I’ve talked about this before, but time to bring it up again. Engineering is not science or applied science. There are, in my opinion, two main areas where engineering differs from those two fields: the idea of design, and the importance of empirical fact. The picture above is an excellent example of why empirical fact matters.
That’s an old rubble-masonry retaining wall and it looks fine. It could maybe use a little pointing, but if that doesn’t happen for five years, it should still be fine. Retaining walls are designed to resist two forms of failure – sliding at the base and overturning as a whole – but a wall like this could also fail by rupture in the middle if the masonry is not of equal consistency. The internal shear and moment are greatest at the base, so a modern (i.e., reinforced concrete or reinforced concrete block) wall will fail only at the base. The wall above shows no signs of sliding forward, tilting forward, or bulging in the middle, the damage associated with the three failure modes. Good, right?

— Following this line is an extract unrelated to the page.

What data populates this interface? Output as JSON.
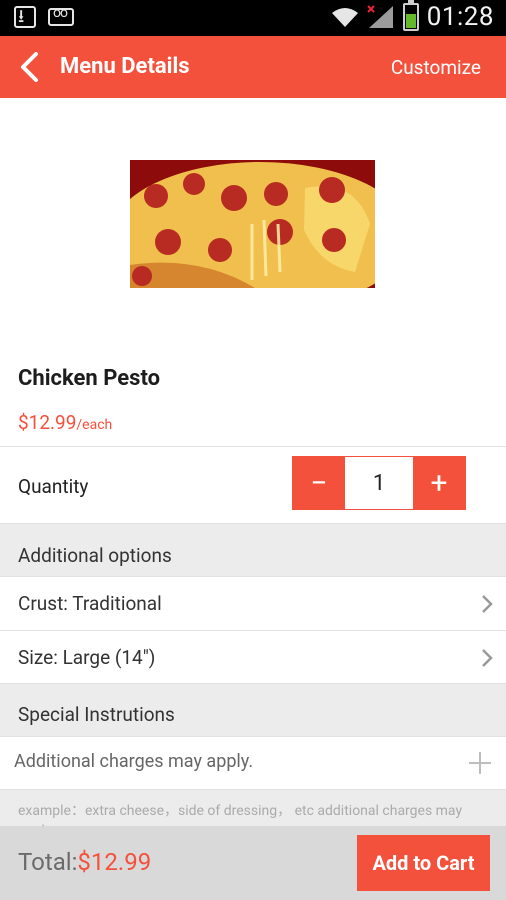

The ordinary analysis used for retaining walls says this wall doesn’t work. A rule I live by is that when analysis and reality disagree, it’s the analysis that’s wrong. But how? If the unreinforced rubble isn’t strong enough to carry the load imposed by standard analysis, which is basically a triangular wedge of earth behind it, how is it working? There are a number of assumptions in the standard analysis of a wall like this that may be wrong: the soil may have real cohesion, there may be bedrock outcroppings or boulders that reduce the amount of moveable soil in the wedge, the mortar may be capable of carrying tension, the wall may be thicker than it appears to be, and so on. In other words, the standard analysis is a worst-case scenario not an absolute. Looking in more detail at the conditions is not wrong, just more difficult.